Dataset items:
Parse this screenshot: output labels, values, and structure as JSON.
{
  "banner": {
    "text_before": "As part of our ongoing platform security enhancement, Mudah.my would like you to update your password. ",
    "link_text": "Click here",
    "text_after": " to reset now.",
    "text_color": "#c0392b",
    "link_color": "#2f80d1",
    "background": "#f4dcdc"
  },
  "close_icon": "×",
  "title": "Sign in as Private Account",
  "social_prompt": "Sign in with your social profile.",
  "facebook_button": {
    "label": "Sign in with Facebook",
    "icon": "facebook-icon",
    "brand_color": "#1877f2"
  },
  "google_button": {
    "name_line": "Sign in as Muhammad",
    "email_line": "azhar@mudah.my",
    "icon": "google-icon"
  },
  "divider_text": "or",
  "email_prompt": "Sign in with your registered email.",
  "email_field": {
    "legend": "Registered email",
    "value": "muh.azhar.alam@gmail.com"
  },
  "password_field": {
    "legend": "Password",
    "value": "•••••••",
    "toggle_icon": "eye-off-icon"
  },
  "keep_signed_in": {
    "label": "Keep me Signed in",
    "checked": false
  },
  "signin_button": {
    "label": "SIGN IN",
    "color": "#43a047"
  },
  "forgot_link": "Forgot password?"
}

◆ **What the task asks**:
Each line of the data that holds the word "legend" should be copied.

◆ **Answer to this task**:
    "legend": "Registered email",
    "legend": "Password",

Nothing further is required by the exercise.